While paying off your mortgage can seem like a huge relief, with many people applauding your effort. But you don’t make money solely for the purpose of becoming debt free.
Here are some of the opportunity costs you could be missing while paying off your mortgage.
Cheapest money you’ll ever borrow
As of late, interest rates have been hovering around the 3.5% mark and are expected to stay around that range for the next year or more. A huge difference when compared with a whopping 18% in 1981.
But that’s the norm, most other types of debt have incredibly high interest rates when compared with current mortgage rates. Federal Student Loans? 6-7% on average. Credit Cards? Anywhere between 14-35% assuming you have good credit.
It’s always going to be the smarter decision to pay off the higher-interest debt, no matter where your finances are in life. No debt? that just means you have more opportunities to invest (which leads to our next point).
Throwing everything at your mortgage
If you’re like most Americans a few hundred dollars left over every month is rare. With that extra money, you may be thinking the smart move is pay off your home as quickly as possible so you can put the money elsewhere.
If your younger the best thing you can do is to invest any extra income. Time is one of your greatest assets.

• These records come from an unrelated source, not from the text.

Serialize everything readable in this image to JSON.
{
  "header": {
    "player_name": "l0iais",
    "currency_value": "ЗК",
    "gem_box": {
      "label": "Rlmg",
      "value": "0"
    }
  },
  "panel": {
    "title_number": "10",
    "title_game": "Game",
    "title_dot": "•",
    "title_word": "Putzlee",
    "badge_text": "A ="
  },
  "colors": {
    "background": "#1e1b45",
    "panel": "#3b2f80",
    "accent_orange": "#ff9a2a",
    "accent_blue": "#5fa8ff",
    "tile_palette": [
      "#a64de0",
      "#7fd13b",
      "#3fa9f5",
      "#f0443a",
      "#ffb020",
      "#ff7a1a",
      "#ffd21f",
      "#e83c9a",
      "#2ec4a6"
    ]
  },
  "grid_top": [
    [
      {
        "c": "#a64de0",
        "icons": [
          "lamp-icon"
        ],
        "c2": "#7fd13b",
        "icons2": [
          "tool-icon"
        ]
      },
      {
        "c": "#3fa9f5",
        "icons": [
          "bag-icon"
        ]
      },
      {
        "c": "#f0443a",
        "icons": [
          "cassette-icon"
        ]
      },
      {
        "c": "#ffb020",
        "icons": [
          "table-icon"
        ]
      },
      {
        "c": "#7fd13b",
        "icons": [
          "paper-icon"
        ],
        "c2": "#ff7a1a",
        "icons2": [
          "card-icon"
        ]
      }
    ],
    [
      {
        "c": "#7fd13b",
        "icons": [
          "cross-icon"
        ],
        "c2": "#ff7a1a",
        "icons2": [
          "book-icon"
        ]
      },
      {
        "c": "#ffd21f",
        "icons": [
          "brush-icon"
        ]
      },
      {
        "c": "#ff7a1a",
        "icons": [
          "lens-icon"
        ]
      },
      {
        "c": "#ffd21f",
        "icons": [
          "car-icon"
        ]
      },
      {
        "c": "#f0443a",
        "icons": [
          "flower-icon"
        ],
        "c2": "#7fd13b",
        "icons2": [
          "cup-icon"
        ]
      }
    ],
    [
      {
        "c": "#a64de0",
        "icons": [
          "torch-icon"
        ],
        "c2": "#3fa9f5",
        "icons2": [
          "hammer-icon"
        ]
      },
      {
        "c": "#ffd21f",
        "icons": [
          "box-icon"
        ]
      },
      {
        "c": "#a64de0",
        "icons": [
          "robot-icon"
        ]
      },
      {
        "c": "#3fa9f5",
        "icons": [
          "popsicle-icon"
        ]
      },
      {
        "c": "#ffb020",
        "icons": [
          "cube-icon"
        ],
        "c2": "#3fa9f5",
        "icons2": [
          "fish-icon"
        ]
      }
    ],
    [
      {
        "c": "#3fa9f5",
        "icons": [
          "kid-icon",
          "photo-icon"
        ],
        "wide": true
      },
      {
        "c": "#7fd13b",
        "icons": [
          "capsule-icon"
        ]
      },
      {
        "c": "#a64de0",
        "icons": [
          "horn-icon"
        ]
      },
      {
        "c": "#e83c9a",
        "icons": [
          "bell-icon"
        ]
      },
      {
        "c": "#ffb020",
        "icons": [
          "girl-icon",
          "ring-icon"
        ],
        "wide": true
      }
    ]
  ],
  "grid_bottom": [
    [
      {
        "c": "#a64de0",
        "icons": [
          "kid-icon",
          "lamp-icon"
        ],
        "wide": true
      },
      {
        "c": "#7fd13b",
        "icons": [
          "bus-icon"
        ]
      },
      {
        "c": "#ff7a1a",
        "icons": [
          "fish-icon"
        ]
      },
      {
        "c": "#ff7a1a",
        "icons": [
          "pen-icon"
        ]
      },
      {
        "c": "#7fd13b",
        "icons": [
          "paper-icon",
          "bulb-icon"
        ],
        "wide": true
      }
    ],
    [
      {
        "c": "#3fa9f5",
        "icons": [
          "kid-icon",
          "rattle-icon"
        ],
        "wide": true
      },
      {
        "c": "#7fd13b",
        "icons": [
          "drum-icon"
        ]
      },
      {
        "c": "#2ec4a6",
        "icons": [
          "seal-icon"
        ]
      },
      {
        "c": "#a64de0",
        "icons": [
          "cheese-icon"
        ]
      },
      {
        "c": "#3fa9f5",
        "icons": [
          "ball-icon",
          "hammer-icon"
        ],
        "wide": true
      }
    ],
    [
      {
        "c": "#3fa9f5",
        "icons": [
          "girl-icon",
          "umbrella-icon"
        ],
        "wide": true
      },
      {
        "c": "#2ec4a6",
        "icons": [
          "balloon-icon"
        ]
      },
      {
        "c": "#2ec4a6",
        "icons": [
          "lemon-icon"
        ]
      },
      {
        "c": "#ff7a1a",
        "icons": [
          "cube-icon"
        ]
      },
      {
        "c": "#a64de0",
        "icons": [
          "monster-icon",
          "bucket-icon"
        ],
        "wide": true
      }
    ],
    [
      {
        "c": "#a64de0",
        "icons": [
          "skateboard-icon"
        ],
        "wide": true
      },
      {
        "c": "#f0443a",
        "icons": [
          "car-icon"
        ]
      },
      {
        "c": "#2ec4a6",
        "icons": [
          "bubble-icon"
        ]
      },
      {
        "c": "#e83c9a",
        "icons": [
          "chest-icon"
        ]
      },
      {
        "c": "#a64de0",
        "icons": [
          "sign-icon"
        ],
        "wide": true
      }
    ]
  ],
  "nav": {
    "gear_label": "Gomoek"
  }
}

Whether it’s the stock market, investment bonds, or physical commodities chances are you’re coming out much farther ahead than the extra 1-4% you’d pour into your mortgage.
Mortgage interest is tax deductible
During the first 15 years of your mortgage, your payments are mostly going towards the interest.
And guess what? Come to the end of the year, tax time, all that money you paid on the interest during the course of the year is deductible from your taxable income. Giving you a lowered amount of taxes you pay in or a potential refund.
A 401K or IRA has legal protection… a mortgage does not
In danger of being sued? In today’s society, if you have a heartbeat, the answer is probably yes.
The Employee Retirement Income Security Act of 1974 (ERISA) was made to protect private employer retirement plans, such as your 401k and pension against lawsuits (with the exception of divorces).
IRA’s are in a different ballpark though, as laws change from state to state, the general consensus being “no”, IRA’s aren’t included and can’t be taken.
Squaring away your home loan builds equity as time passes. In the event a lawsuit is brought against you, legal counselors can pull up your list of assets for leverage. Should they locate an enormous amount tied up in the value of your home, you can bet they will come for it.
Inflation devalues your money
As it stands now, you borrow money and then pay it back at a later date, a pretty good deal considering your paying back creditors with devalued currency.
What that means is your $200,000 (or whatever amount) that you agreed to pay back in the future isn’t worth as much as the day you signed the loan. Your dollar today is worth significantly more than it will be tomorrow.
Think of it this way, given our current inflation rate of 2.5% one dollar will be worth less than fifty cents 25 years from now.
You’d have to be crazy not to pay off your lender with cheaper money!
Obviously everyone’s situation is different and there might be some underlying incentive to pay off your loan early. But don’t forget there’s always property tax and homeowners insurance, you are never 100% in the clear.
If you want to retire smart and with a diverse portfolio of cash-flowing assets make sure not to put all your eggs in the mortgage basket.